An effective architecture from a governance point of view would therefore be to house macroprudential supervision in the central bank and microprudential supervision in a separate agency. The advantages would be that (i) it provides checks and balances that would better align supervisors’ incentives; (ii) not all power is concentrated in one mega-agency; (iii) synergies are created because the analytical scope of macroprudential supervision is closer to the core focus of the central bank; and (iv) the link between macroprudential supervision and the lender of last resort is preserved.

The proposal would entail some costs (reporting to two agencies and the need for coordination and communication between these agencies). However, the theoretical models on which this proposal is founded indicate that these costs would be lower than the potential benefits.

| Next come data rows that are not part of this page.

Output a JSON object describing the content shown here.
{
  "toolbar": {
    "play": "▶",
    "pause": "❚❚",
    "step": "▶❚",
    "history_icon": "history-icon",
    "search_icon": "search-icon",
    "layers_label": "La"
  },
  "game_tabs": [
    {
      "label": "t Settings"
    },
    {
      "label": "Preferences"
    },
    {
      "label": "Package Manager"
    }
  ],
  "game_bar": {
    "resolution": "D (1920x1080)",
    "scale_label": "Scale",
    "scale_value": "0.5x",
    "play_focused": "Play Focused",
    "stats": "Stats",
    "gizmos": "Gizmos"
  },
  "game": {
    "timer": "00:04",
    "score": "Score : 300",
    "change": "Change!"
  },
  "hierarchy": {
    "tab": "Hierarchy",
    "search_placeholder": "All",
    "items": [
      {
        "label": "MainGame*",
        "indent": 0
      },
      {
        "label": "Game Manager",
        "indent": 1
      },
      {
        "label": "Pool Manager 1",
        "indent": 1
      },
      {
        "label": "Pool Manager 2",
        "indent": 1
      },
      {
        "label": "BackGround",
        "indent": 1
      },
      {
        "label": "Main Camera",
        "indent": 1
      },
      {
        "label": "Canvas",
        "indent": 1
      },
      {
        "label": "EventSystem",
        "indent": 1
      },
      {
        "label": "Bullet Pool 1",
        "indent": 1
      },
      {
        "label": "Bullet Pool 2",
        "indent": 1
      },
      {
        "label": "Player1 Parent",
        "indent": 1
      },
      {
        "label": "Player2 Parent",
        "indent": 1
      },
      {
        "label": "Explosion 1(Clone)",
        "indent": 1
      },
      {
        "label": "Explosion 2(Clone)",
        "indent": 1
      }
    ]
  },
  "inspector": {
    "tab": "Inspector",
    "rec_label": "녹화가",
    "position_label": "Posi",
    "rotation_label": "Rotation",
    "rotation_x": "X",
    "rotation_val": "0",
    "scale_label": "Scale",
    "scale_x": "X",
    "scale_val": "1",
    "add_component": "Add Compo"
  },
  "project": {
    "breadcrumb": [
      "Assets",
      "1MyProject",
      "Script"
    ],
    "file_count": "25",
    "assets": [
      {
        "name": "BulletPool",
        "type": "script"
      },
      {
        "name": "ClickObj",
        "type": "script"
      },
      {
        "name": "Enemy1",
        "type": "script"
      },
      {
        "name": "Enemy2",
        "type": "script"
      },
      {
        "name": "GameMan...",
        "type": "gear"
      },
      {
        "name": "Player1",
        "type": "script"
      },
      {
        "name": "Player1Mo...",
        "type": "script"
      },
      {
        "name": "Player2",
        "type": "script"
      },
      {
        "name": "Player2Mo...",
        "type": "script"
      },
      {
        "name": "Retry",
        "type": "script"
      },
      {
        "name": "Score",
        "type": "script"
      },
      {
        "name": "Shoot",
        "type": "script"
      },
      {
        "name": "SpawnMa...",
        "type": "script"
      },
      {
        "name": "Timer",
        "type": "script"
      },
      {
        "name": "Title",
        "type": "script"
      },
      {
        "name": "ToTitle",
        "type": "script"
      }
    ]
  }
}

Finally, these arrangements could potentially introduce some competition among the two supervisors but since their mandates would be different it would not be the type of competition that financial institutions could exploit.

At this crucial juncture, with some important constituencies, such as the EU, reconsidering their supervisory architectures, these considerations should perhaps be part of the discussions.

The views expressed in this column are those of the authors and do not necessarily represent those of the IMF or IMF policy.

References

Boyer, P and J Ponce (2012), “Regulatory Capture and Banking Supervision Reform”, Journal of Financial Stability, 8(3):206-217.

Buiter, W (2008), “Lessons from the North Atlantic Financial Crisis”, paper presented at the conference “The Role of Money Markets”, Columbia Business School and Federal Reserve of New York, 29-30 May.

Dijkstra, R (2010), “Accountability of financial supervisory agencies: An Incentive Approach”, Journal of Banking Regulation, 11:115-128.

Financial Services Authority (2009), “The Turner Review. A Regulatory Response to the Global Banking Crisis”, FSA, London, March.

Laeven, Luc and Fabian Valencia (2010), “Resolution of Banking Crises: the Good, the Bad and the Ugly”, IMF Working Paper WP/10/146.

Laffont, JJ and D Martimort (1999), “Separation of Regulators against Collusive Behavior”, RAND Journal of Economics, 30(2):232-262.

Masciandaro, Donato, Pansini, Rosaria, and Marc Quintyn (2011), “The Economic Crisis: Did Financial Supervision Matter?”, IMF Working Paper WP/11/261.

Nier, E, J Osiński, L Jácome, and P Madrid (2011), “Towards Effective Macroprudential Policy Frameworks: An Assessment of Stylized Institutional Models”, IMF Working Paper WP/11/250

Palmer, J and C Cerruti (2009), “Is there a need to rethink the supervisory process?” paper presented at the International Conference “Reforming Financial Regulation and Supervision: Going back to Basics”, Madrid, 15 June.

Quintyn, M, S Ramirez, and MW Taylor (2007), “The Fear of Freedom. Politicians and the Independence and Accountability of Financial Supervisors”, in D Masciandaro and M Quintyn (ed.), Designing Financial Supervision Institutions: Independence, Accountability and Governance, Edward Elgar.

Tabellini, G (2008), “Why did bank supervision fail?”, in Andrew Felton and Carmen Reinhart (eds.), The First Global Financial Crisis in the 21st Century, A VoxEU.org Publication.

Viñals, J, J Fiechter, et al. (2010), “The Making of Good Supervision: Learning to Say “No”,” IMF Staff Position Note SPN/10/08,

Weder di Mauro, B (2009), “The Dog that didn’t Bark”, The Economist, 1 October.

Topics: EU policies, International finance
Tags: financial regulation

Donato Masciandaro
Professor of Economics, and Chair in Economics of Financial Regulation, Bocconi University
Division Chief, Africa, at the IMF Institute